Pa. Supreme Court makes the right call
The Pennsylvania Supreme Court’s decision last week that parts of the oil and gas drilling law Act 13 were unconstitutional was the right call. It must be counted as a victory not just for the plaintiffs, which included some local municipalities, but for all of the commonwealth’s residents.
To recap: In February 2012, the Legislature approved Act 13, which tried to create uniform gas-drilling regulations from Philadelphia to Erie and also put a structure in place so communities could receive impact fees from drilling in lieu of an extraction tax. However, soon after it was signed by Gov. Tom Corbett, several communities, including Cecil, Mt. Pleasant, Peters and Robinson townships in Washington County, and neighboring South Fayette Township in Allegheny County, filed suit. They argued that the zoning provisions of the law usurped the authority of planning commissions, supervisors and other local lawmakers to regulate drilling and associated industries in their own backyards and plan communities as they see fit.
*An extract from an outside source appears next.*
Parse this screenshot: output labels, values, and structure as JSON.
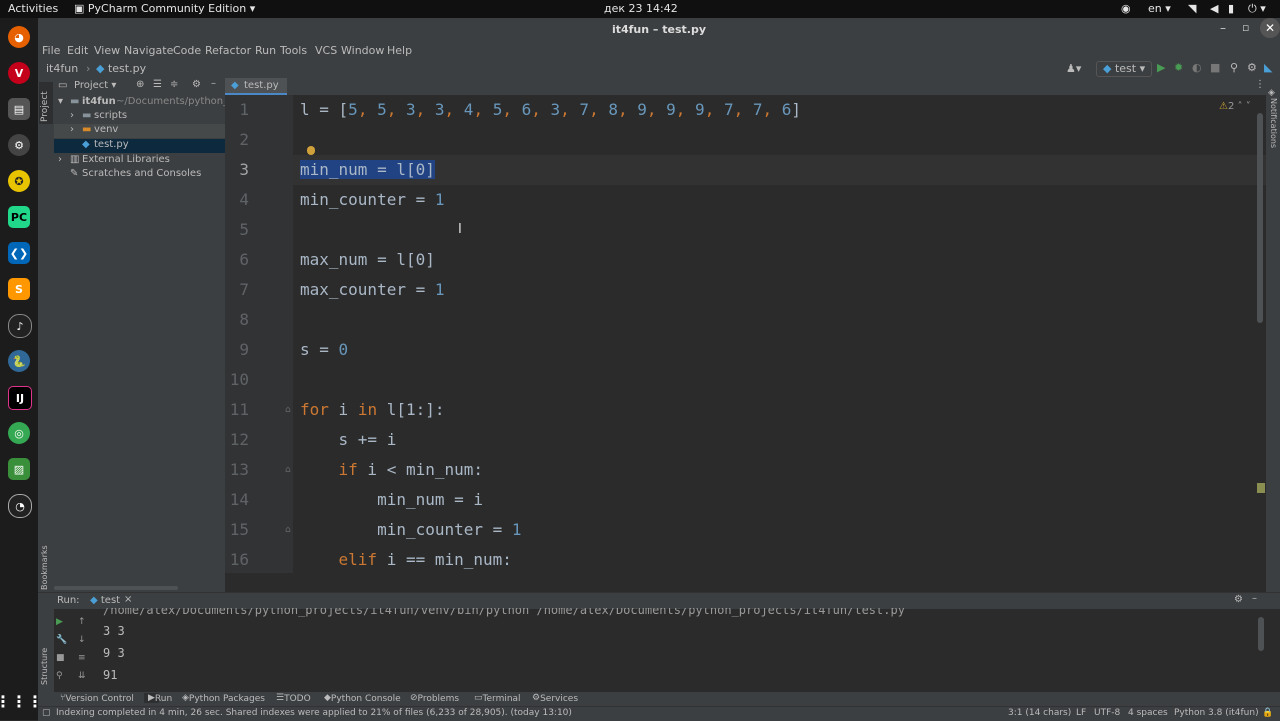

The Commonwealth Court of Pennsylvania agreed with them, and, over a year after the case was argued before them, the state’s highest court concurred. They also asked the lower court to review Act 13 challenges that had previously been dismissed, such as a part of the law that would have limited how much doctors can talk about the chemicals used in natural gas drilling – a so-called “doctor gag rule.” Commonwealth Court was also asked to re-examine the question of whether Act 13 unduly benefits one industry.
Without question, natural gas drilling has brought economic benefits to individuals and the region as a whole. And natural gas is a fuel that is both cheaper than coal and has less of an environmental impact. We support drilling as long as it is done safely, with respect for the health and well-being of nearby residents. The dream that all of our energy needs can be met by solar and wind is just that – a dream. Until such time that those technologies are fine-tuned, natural gas can serve as a “bridge” fuel.
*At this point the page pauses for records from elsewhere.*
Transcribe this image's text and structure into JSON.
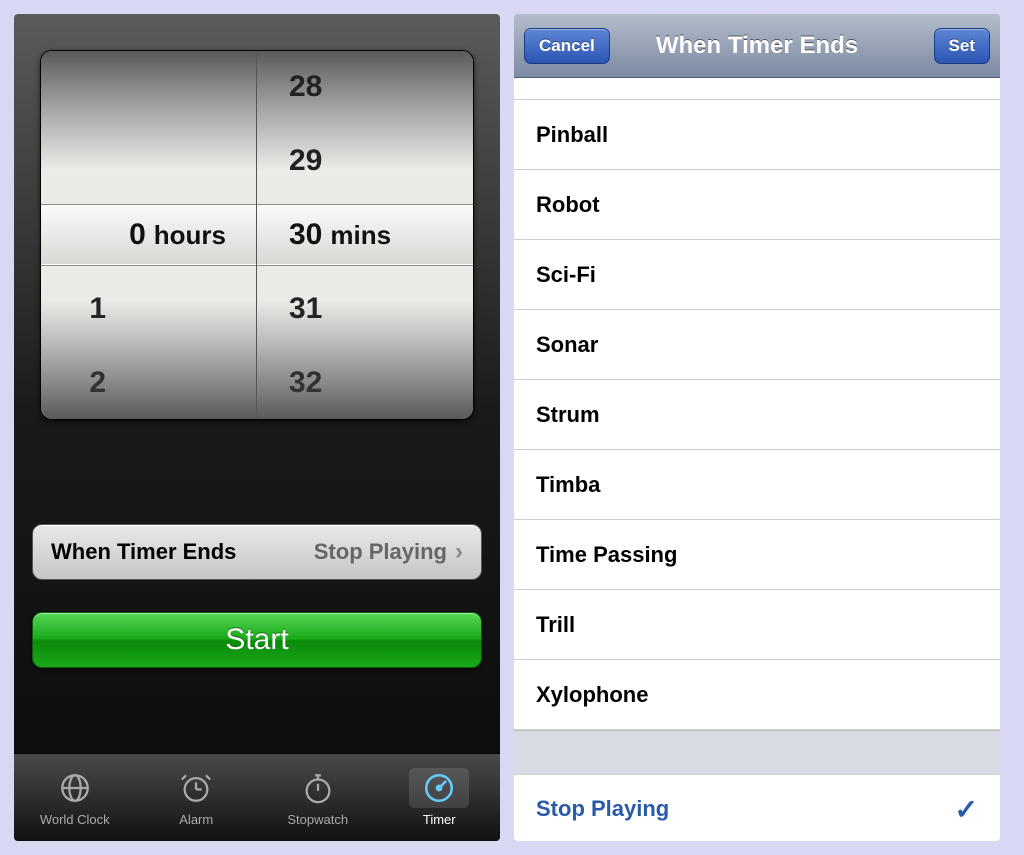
{
  "timer": {
    "picker": {
      "hours": {
        "selected": "0",
        "below": [
          "1",
          "2"
        ],
        "unit": "hours"
      },
      "mins": {
        "selected": "30",
        "above": [
          "28",
          "29"
        ],
        "below": [
          "31",
          "32"
        ],
        "unit": "mins"
      }
    },
    "whenTimerEnds": {
      "label": "When Timer Ends",
      "value": "Stop Playing"
    },
    "start": "Start",
    "tabs": {
      "worldClock": "World Clock",
      "alarm": "Alarm",
      "stopwatch": "Stopwatch",
      "timer": "Timer",
      "active": "timer"
    }
  },
  "soundPicker": {
    "title": "When Timer Ends",
    "cancel": "Cancel",
    "set": "Set",
    "sounds": [
      "Pinball",
      "Robot",
      "Sci-Fi",
      "Sonar",
      "Strum",
      "Timba",
      "Time Passing",
      "Trill",
      "Xylophone"
    ],
    "stopPlaying": "Stop Playing",
    "selected": "Stop Playing"
  }
}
However, Act 13 simply gave away too much to a natural gas industry that has not been shy when it comes to using strong-arm tactics against elected officials and critics. One-size-fits-all zoning regulations snatch away crucial local oversight from communities. Though the gas industry has claimed that it needs uniformity and predictability in order to do business in Pennsylvania, local officials must have latitude about where drilling can take place. It is, after all, an industrial process, even if it is carried out only temporarily.
In the wake of the ruling, there have been predictable cries and threats from the industry and their water-carriers in Harrisburg that jobs will be lost and economic vitality will be drained away from the state. That seems unlikely, though, considering that Pennsylvania is second only to Texas in natural gas output. Drilling will be able to continue, as it has for the last several years. Given the investment energy companies have already made here, they are not going anywhere.
Robinson Township Supervisor Brian Coppola, who lost his seat on the board largely due to his stance on gas-drilling issues, said it well: “I think this puts a period on it. It was an enormous overreach by the government and the gas industry.”